I'm a big fan of the "Right Card, Right Deck" strategy. Powering up under-represented cards are a big part of my deck-building strategies I try to teach on my own blog and in my own playgroup.
Early this year I helped a friend of mine design a Lu Bu, Master-at-Arms deck for a rogue strategy we dubbed "Trick Voltron." Because horsemanship and haste comes at a decent mana cost, spells that can be played for free, like Blazing Shoal and Downhill Charge, are particularly powerful when combined with the bloodrush creatures and double strike effects like Assault Strobe.
Currently, my Yeva, Nature's Herald deck has a few combat tricks that come in creature form. Nightshade Peddler and Vigor are great creatures to flash in on attack to force trades and change combat. Defensively, Timbermare turns into a Fog effect that helps to generate tempo and ensure that damage will get through, while Wirewood Symbiote can be flashed in to protect Yeva. The flash ability Yeva provides also powers up the never-seen Veilstone Amulet, which has been really handy as well.
Thanks for letting me share!
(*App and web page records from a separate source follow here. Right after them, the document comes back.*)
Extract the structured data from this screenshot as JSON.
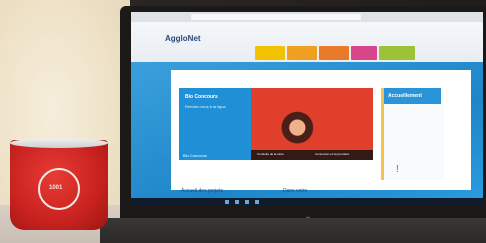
{
  "site": {
    "logo_text": "AggloNet"
  },
  "nav_items": [
    {
      "color": "#f2c200"
    },
    {
      "color": "#f0a020"
    },
    {
      "color": "#e87a2a"
    },
    {
      "color": "#d9458a"
    },
    {
      "color": "#9cc23a"
    }
  ],
  "hero": {
    "title": "Bio Concours",
    "subtitle": "Rendez-vous à la ligue",
    "footer": "Bio Concours"
  },
  "captions": {
    "left": "Conduite de la carte",
    "right": "Connexion et sa première"
  },
  "side_panel": {
    "header": "Accueillement"
  },
  "bottom_headings": {
    "left": "Accueil des projets",
    "right": "Dans votre"
  },
  "mug": {
    "emblem_text": "1001"
  },
  "colors": {
    "brand_blue": "#2a94d8",
    "accent_yellow": "#f2c44d",
    "mug_red": "#c8221f"
  }
}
I've also toyed with the idea of a Yeva, Nature's Herald Commander deck, and the idea of using her as the lynchpin to create shenanigans of all sorts sounds exactly what I'd want to do.
- You Get What You Give
Every week, you continue to impress me with how many ideas you have to share about Commander. Weeks like this one, where I stay out of the way and let plural-you do the talking, are where how much everyone else loves Commander really shows. Thanks for always sending in the best!
Join us next week as I wrap up the year with a guide on getting ahead when you're already behind. See you then!
Serious Fun Archive
Adam "Stybs" Styborski joined DailyMTG.com in 2009 to take over Serious Fun, before switching over to begin Command Tower in 2013. With his passion for Commander and community inclusion, you'll find plenty of opportunity each week to share your thoughts about everyone's favorite casual format.